──────── INFORMATION PROVIDED
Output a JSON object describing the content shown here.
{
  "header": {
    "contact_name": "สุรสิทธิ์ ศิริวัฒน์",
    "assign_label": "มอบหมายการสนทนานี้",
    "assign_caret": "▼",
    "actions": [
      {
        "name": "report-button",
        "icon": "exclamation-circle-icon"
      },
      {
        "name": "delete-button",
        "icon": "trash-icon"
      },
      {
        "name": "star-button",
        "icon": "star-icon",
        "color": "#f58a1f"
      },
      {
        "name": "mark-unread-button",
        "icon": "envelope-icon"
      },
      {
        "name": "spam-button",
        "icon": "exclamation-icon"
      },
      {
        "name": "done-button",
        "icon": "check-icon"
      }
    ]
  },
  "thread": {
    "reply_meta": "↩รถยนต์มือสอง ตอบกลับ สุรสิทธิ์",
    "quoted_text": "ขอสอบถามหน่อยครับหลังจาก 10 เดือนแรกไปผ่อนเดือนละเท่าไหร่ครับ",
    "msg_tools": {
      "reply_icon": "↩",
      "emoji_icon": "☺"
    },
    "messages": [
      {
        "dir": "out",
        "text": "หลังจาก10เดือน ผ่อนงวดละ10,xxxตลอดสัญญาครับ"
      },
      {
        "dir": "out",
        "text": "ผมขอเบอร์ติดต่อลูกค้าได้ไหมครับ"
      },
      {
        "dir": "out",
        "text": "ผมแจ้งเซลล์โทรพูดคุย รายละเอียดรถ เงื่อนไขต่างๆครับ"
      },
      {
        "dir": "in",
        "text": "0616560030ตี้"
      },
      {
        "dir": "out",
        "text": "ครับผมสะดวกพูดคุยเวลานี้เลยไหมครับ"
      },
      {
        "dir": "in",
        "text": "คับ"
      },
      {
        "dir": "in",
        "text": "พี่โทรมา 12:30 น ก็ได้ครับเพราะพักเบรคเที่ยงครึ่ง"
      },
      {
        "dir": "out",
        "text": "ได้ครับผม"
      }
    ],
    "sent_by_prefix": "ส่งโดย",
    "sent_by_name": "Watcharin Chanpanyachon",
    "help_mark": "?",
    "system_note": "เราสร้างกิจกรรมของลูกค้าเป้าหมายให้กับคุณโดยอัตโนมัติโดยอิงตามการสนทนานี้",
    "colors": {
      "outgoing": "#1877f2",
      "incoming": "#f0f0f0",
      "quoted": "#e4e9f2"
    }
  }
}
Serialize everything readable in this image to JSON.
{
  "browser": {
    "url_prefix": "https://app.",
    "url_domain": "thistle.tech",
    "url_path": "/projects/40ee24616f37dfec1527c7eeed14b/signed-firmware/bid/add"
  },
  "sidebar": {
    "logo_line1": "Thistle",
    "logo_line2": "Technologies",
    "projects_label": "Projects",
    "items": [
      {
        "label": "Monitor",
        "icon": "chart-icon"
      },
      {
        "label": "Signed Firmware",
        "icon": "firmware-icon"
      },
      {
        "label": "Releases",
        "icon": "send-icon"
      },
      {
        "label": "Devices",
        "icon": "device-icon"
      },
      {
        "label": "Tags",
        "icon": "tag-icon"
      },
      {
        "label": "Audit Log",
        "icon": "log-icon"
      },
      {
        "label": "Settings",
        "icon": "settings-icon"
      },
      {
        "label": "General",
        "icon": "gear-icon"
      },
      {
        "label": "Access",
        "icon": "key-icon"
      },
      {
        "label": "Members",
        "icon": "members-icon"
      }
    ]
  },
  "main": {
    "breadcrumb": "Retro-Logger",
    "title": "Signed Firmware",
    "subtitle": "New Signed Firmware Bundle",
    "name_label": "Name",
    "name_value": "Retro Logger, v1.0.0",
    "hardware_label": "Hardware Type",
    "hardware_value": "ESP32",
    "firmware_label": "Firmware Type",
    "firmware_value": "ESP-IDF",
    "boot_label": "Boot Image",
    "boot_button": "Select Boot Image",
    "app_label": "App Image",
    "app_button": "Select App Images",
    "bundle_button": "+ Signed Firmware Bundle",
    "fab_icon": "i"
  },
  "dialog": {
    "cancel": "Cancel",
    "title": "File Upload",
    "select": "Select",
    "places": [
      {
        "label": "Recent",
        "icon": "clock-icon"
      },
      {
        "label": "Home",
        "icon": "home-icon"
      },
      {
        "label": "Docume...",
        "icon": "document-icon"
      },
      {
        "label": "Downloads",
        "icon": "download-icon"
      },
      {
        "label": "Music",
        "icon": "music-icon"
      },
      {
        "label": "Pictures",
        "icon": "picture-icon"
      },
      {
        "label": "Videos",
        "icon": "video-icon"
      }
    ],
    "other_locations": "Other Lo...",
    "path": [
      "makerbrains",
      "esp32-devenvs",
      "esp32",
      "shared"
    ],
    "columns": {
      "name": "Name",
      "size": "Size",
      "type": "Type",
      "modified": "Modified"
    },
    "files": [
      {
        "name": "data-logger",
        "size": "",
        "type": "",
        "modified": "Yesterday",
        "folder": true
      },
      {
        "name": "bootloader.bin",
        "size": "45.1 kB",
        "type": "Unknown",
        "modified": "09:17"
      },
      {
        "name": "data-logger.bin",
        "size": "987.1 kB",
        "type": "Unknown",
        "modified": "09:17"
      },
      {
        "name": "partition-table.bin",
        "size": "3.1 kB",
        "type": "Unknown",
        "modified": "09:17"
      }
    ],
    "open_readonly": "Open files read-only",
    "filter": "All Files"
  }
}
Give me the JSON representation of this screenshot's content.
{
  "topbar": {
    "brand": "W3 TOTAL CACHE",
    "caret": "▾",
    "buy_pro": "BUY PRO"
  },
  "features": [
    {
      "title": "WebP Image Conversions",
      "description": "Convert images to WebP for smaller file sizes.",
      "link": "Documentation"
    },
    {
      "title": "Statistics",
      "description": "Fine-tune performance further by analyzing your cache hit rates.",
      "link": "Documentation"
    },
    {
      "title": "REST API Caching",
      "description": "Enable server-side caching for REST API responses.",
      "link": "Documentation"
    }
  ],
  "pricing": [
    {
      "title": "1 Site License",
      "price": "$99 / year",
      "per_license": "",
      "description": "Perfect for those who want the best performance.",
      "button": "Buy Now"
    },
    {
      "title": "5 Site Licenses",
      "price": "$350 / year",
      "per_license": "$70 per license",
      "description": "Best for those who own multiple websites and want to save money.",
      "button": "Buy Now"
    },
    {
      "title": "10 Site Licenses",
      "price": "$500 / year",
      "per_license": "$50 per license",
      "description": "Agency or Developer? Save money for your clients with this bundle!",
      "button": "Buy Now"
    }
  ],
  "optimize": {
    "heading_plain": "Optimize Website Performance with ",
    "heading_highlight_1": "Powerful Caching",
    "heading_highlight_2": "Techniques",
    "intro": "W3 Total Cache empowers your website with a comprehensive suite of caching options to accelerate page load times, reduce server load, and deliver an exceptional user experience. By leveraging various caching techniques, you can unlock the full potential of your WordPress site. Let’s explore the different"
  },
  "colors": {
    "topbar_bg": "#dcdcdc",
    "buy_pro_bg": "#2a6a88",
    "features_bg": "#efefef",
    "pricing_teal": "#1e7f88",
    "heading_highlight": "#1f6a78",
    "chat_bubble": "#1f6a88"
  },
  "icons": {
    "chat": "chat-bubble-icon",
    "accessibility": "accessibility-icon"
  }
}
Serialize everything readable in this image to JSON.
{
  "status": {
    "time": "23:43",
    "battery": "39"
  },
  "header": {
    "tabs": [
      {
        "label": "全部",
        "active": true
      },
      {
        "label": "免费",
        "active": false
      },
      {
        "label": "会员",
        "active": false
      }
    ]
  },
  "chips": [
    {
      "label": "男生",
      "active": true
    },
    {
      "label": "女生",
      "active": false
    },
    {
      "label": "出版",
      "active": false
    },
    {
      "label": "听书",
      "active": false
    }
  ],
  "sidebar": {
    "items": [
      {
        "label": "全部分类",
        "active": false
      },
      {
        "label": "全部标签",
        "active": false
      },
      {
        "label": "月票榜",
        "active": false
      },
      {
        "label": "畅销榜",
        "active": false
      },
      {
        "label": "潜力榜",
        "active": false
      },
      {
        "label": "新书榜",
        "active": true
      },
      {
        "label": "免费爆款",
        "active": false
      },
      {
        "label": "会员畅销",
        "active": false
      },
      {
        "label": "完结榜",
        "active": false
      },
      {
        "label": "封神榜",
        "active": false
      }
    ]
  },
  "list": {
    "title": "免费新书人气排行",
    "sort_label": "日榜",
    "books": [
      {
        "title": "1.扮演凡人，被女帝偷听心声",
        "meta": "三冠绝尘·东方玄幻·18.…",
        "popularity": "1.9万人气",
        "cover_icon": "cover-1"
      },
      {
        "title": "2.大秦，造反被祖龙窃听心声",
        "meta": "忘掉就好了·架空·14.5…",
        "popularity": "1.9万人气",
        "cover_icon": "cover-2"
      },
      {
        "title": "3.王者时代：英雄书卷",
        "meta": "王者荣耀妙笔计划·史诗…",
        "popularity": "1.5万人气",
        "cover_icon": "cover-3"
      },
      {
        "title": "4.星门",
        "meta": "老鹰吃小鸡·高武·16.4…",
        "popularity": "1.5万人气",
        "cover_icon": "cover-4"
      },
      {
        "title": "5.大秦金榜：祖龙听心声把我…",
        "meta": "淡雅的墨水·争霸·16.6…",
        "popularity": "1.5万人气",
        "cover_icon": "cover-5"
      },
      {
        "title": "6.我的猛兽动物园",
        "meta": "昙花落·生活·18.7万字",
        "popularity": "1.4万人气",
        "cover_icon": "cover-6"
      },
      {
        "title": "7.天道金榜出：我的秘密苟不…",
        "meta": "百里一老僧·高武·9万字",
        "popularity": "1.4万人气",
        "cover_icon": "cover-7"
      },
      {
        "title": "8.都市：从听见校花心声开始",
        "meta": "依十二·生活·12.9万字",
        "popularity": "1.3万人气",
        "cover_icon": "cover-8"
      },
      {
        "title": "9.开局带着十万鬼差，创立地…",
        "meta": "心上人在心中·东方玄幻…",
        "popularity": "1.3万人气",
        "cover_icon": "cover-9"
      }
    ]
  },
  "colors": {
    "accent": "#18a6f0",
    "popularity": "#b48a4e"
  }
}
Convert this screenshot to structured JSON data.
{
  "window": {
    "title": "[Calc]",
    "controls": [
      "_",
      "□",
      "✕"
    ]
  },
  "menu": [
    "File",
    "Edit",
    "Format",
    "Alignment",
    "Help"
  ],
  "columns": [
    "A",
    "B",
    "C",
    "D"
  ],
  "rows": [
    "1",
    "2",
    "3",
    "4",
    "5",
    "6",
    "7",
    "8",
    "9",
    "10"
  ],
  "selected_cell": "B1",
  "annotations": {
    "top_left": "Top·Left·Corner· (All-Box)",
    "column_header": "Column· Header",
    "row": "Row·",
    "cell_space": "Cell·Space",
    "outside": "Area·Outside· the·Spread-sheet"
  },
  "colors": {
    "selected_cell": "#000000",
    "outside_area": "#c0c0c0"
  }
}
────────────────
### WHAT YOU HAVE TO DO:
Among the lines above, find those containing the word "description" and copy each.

### RESPONSE BOX:
      "description": "Convert images to WebP for smaller file sizes.",
      "description": "Fine-tune performance further by analyzing your cache hit rates.",
      "description": "Enable server-side caching for REST API responses.",
      "description": "Perfect for those who want the best performance.",
      "description": "Best for those who own multiple websites and want to save money.",
      "description": "Agency or Developer? Save money for your clients with this bundle!",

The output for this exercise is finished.